[[ Records, beginning ]]

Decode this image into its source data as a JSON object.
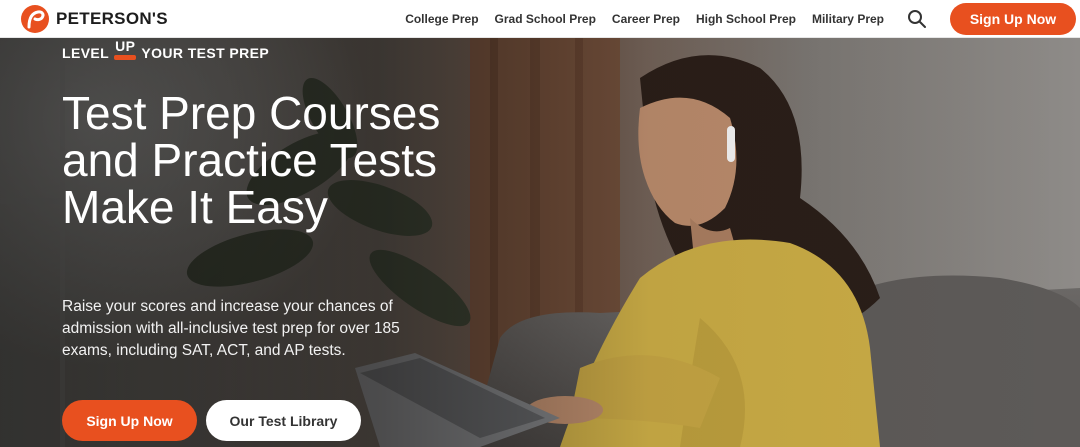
{
  "brand": {
    "name": "PETERSON'S",
    "logo_icon": "petersons-logo-icon",
    "accent_color": "#e8501f"
  },
  "nav": {
    "links": [
      {
        "label": "College Prep"
      },
      {
        "label": "Grad School Prep"
      },
      {
        "label": "Career Prep"
      },
      {
        "label": "High School Prep"
      },
      {
        "label": "Military Prep"
      }
    ],
    "search_icon": "search-icon",
    "signup_label": "Sign Up Now"
  },
  "hero": {
    "eyebrow_before": "LEVEL",
    "eyebrow_up": "UP",
    "eyebrow_after": "YOUR TEST PREP",
    "title": "Test Prep Courses and Practice Tests Make It Easy",
    "description": "Raise your scores and increase your chances of admission with all-inclusive test prep for over 185 exams, including SAT, ACT, and AP tests.",
    "primary_cta": "Sign Up Now",
    "secondary_cta": "Our Test Library",
    "image_description_icon": "student-with-laptop-photo"
  }
}
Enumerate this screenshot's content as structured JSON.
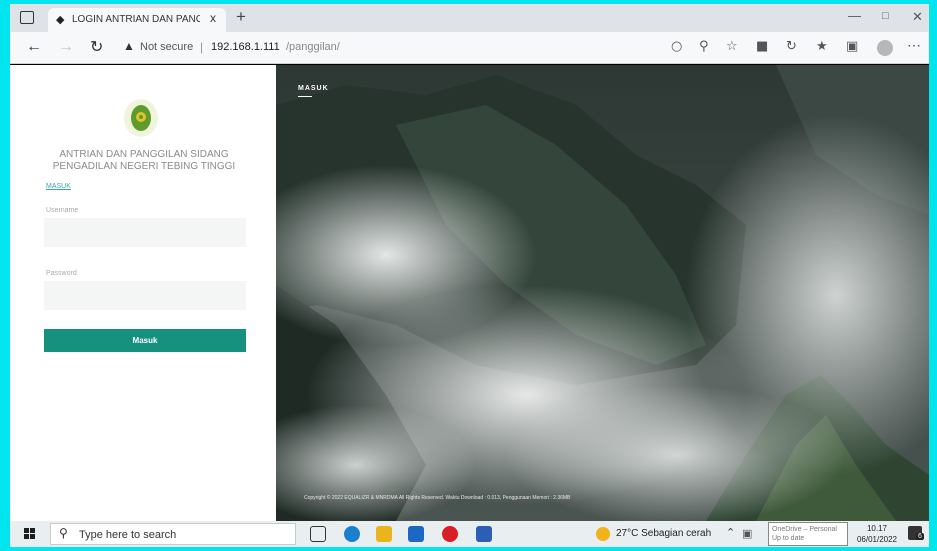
{
  "browser": {
    "tab_title": "LOGIN ANTRIAN DAN PANGGI...",
    "tab_favicon": "◆",
    "new_tab_symbol": "+",
    "close_symbol": "x",
    "not_secure": "Not secure",
    "url_host": "192.168.1.111",
    "url_path": "/panggilan/"
  },
  "login": {
    "title_line1": "ANTRIAN DAN PANGGILAN SIDANG",
    "title_line2": "PENGADILAN NEGERI TEBING TINGGI",
    "tab_label": "MASUK",
    "username_label": "Username",
    "password_label": "Password",
    "submit_label": "Masuk"
  },
  "hero": {
    "label": "MASUK",
    "footer": "Copyright © 2022 EQUALIZR & MNRDMA All Rights Reserved. Waktu Download : 0.013, Penggunaan Memori : 2.36MB"
  },
  "taskbar": {
    "search_placeholder": "Type here to search",
    "weather": "27°C  Sebagian cerah",
    "onedrive_line1": "OneDrive – Personal",
    "onedrive_line2": "Up to date",
    "time": "10.17",
    "date": "06/01/2022",
    "notification_count": "6"
  },
  "colors": {
    "accent": "#17917f",
    "screen_border": "#00e5ee"
  },
  "icons": [
    "back-arrow-icon",
    "forward-arrow-icon",
    "reload-icon",
    "warning-icon",
    "windows-start-icon",
    "search-icon",
    "weather-icon"
  ]
}
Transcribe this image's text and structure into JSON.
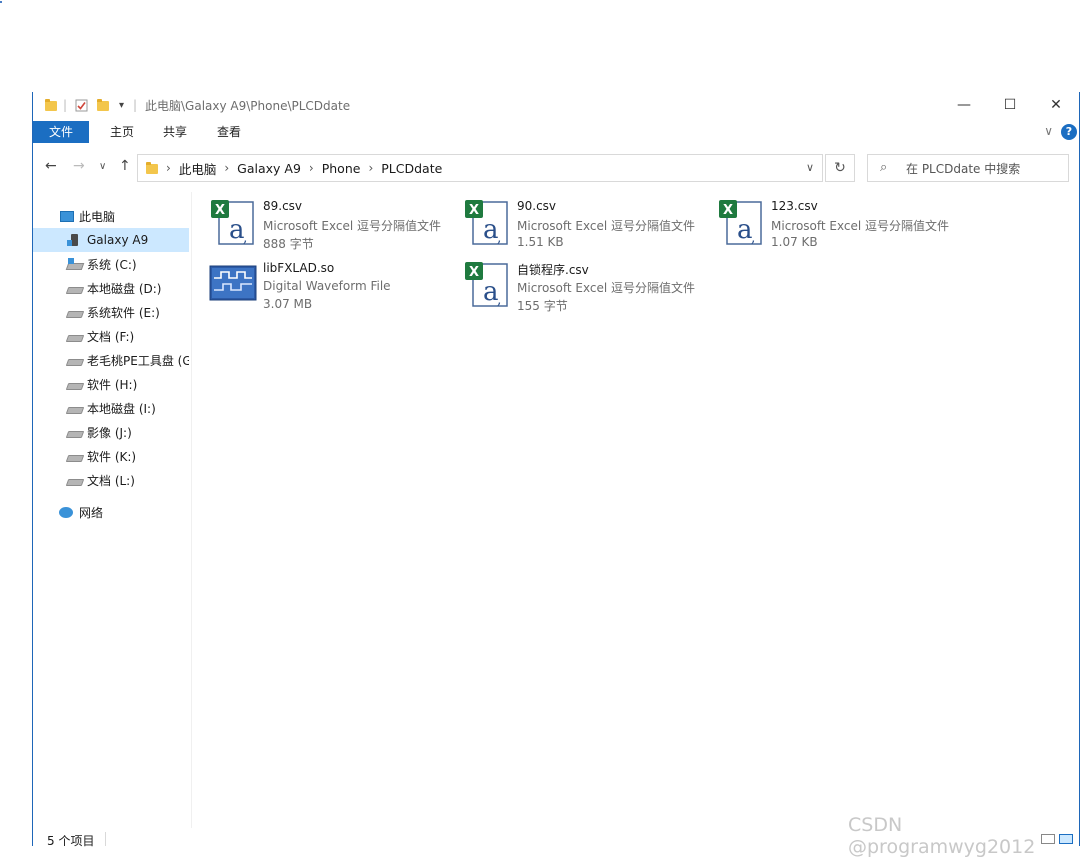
{
  "window": {
    "title": "此电脑\\Galaxy A9\\Phone\\PLCDdate",
    "controls": {
      "minimize": "—",
      "maximize": "☐",
      "close": "✕"
    }
  },
  "ribbon": {
    "tabs": [
      {
        "label": "文件"
      },
      {
        "label": "主页"
      },
      {
        "label": "共享"
      },
      {
        "label": "查看"
      }
    ],
    "collapse": "∨",
    "help": "?"
  },
  "nav": {
    "back": "←",
    "forward": "→",
    "recent": "∨",
    "up": "↑",
    "breadcrumb": [
      "此电脑",
      "Galaxy A9",
      "Phone",
      "PLCDdate"
    ],
    "address_dropdown": "∨",
    "refresh": "↻",
    "search_placeholder": "在 PLCDdate 中搜索"
  },
  "sidebar": {
    "items": [
      {
        "label": "此电脑",
        "icon": "pc-icon"
      },
      {
        "label": "Galaxy A9",
        "icon": "phone-icon",
        "selected": true
      },
      {
        "label": "系统 (C:)",
        "icon": "system-drive-icon"
      },
      {
        "label": "本地磁盘 (D:)",
        "icon": "drive-icon"
      },
      {
        "label": "系统软件 (E:)",
        "icon": "drive-icon"
      },
      {
        "label": "文档 (F:)",
        "icon": "drive-icon"
      },
      {
        "label": "老毛桃PE工具盘 (G",
        "icon": "drive-icon"
      },
      {
        "label": "软件 (H:)",
        "icon": "drive-icon"
      },
      {
        "label": "本地磁盘 (I:)",
        "icon": "drive-icon"
      },
      {
        "label": "影像 (J:)",
        "icon": "drive-icon"
      },
      {
        "label": "软件 (K:)",
        "icon": "drive-icon"
      },
      {
        "label": "文档 (L:)",
        "icon": "drive-icon"
      },
      {
        "label": "网络",
        "icon": "network-icon"
      }
    ]
  },
  "files": [
    {
      "name": "89.csv",
      "type": "Microsoft Excel 逗号分隔值文件",
      "size": "888 字节",
      "icon": "excel-csv-icon"
    },
    {
      "name": "90.csv",
      "type": "Microsoft Excel 逗号分隔值文件",
      "size": "1.51 KB",
      "icon": "excel-csv-icon"
    },
    {
      "name": "123.csv",
      "type": "Microsoft Excel 逗号分隔值文件",
      "size": "1.07 KB",
      "icon": "excel-csv-icon"
    },
    {
      "name": "libFXLAD.so",
      "type": "Digital Waveform File",
      "size": "3.07 MB",
      "icon": "waveform-file-icon"
    },
    {
      "name": "自锁程序.csv",
      "type": "Microsoft Excel 逗号分隔值文件",
      "size": "155 字节",
      "icon": "excel-csv-icon"
    }
  ],
  "status": {
    "count": "5 个项目"
  },
  "watermark": "CSDN @programwyg2012",
  "colors": {
    "accent": "#1b6ec2",
    "selection": "#cce8ff",
    "excel_green": "#1f7a3f"
  }
}
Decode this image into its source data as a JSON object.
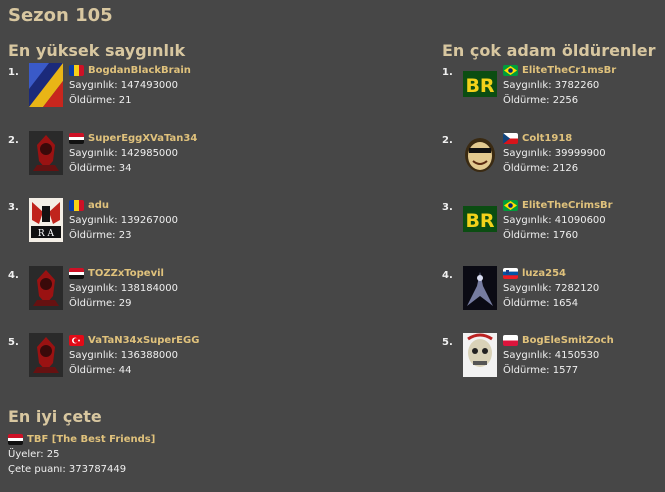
{
  "page": {
    "title": "Sezon 105"
  },
  "respect": {
    "heading": "En yüksek saygınlık",
    "entries": [
      {
        "rank": "1.",
        "name": "BogdanBlackBrain",
        "flag": "flag-romania",
        "respect": "Saygınlık: 147493000",
        "kills": "Öldürme: 21"
      },
      {
        "rank": "2.",
        "name": "SuperEggXVaTan34",
        "flag": "flag-egypt",
        "respect": "Saygınlık: 142985000",
        "kills": "Öldürme: 34"
      },
      {
        "rank": "3.",
        "name": "adu",
        "flag": "flag-romania",
        "respect": "Saygınlık: 139267000",
        "kills": "Öldürme: 23"
      },
      {
        "rank": "4.",
        "name": "TOZZxTopevil",
        "flag": "flag-egypt",
        "respect": "Saygınlık: 138184000",
        "kills": "Öldürme: 29"
      },
      {
        "rank": "5.",
        "name": "VaTaN34xSuperEGG",
        "flag": "flag-turkey",
        "respect": "Saygınlık: 136388000",
        "kills": "Öldürme: 44"
      }
    ]
  },
  "killers": {
    "heading": "En çok adam öldürenler",
    "entries": [
      {
        "rank": "1.",
        "name": "EliteTheCr1msBr",
        "flag": "flag-brazil",
        "respect": "Saygınlık: 3782260",
        "kills": "Öldürme: 2256"
      },
      {
        "rank": "2.",
        "name": "Colt1918",
        "flag": "flag-czech",
        "respect": "Saygınlık: 39999900",
        "kills": "Öldürme: 2126"
      },
      {
        "rank": "3.",
        "name": "EliteTheCrimsBr",
        "flag": "flag-brazil",
        "respect": "Saygınlık: 41090600",
        "kills": "Öldürme: 1760"
      },
      {
        "rank": "4.",
        "name": "luza254",
        "flag": "flag-slovenia",
        "respect": "Saygınlık: 7282120",
        "kills": "Öldürme: 1654"
      },
      {
        "rank": "5.",
        "name": "BogEleSmitZoch",
        "flag": "flag-poland",
        "respect": "Saygınlık: 4150530",
        "kills": "Öldürme: 1577"
      }
    ]
  },
  "gang": {
    "heading": "En iyi çete",
    "name": "TBF [The Best Friends]",
    "flag": "flag-egypt",
    "members": "Üyeler: 25",
    "points": "Çete puanı: 373787449"
  }
}
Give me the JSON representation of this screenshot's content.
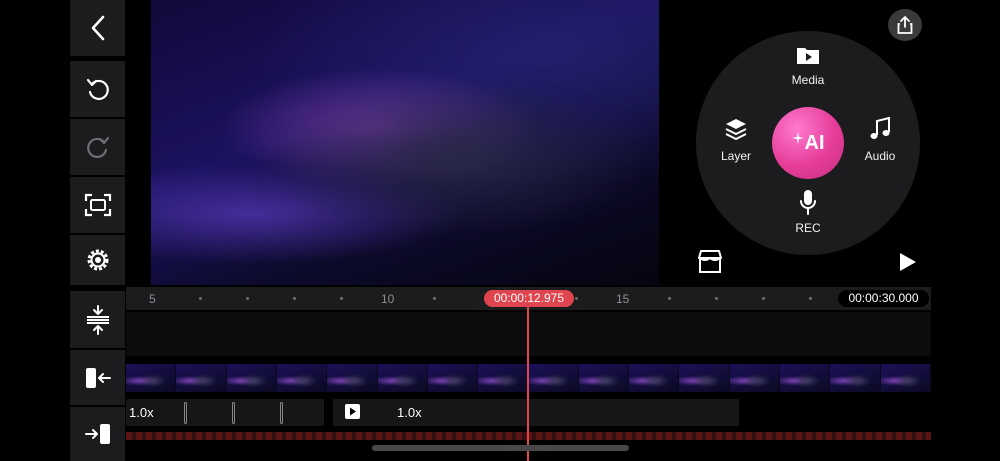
{
  "preview": {
    "description_icon": "particle-wave-video-frame"
  },
  "wheel": {
    "media_label": "Media",
    "layer_label": "Layer",
    "audio_label": "Audio",
    "rec_label": "REC",
    "ai_label": "AI"
  },
  "timeline": {
    "ruler_labels": [
      "5",
      "10",
      "15"
    ],
    "current_time": "00:00:12.975",
    "total_time": "00:00:30.000",
    "clip1_speed": "1.0x",
    "clip2_speed": "1.0x"
  },
  "colors": {
    "accent": "#e0444f",
    "ai_gradient": "#e53d99",
    "panel": "#1c1c1e"
  }
}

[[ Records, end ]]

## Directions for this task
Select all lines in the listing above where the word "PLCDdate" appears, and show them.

## Answer area
    "title": "此电脑\\Galaxy A9\\Phone\\PLCDdate",
      "PLCDdate"
    "search_placeholder": "在 PLCDdate 中搜索"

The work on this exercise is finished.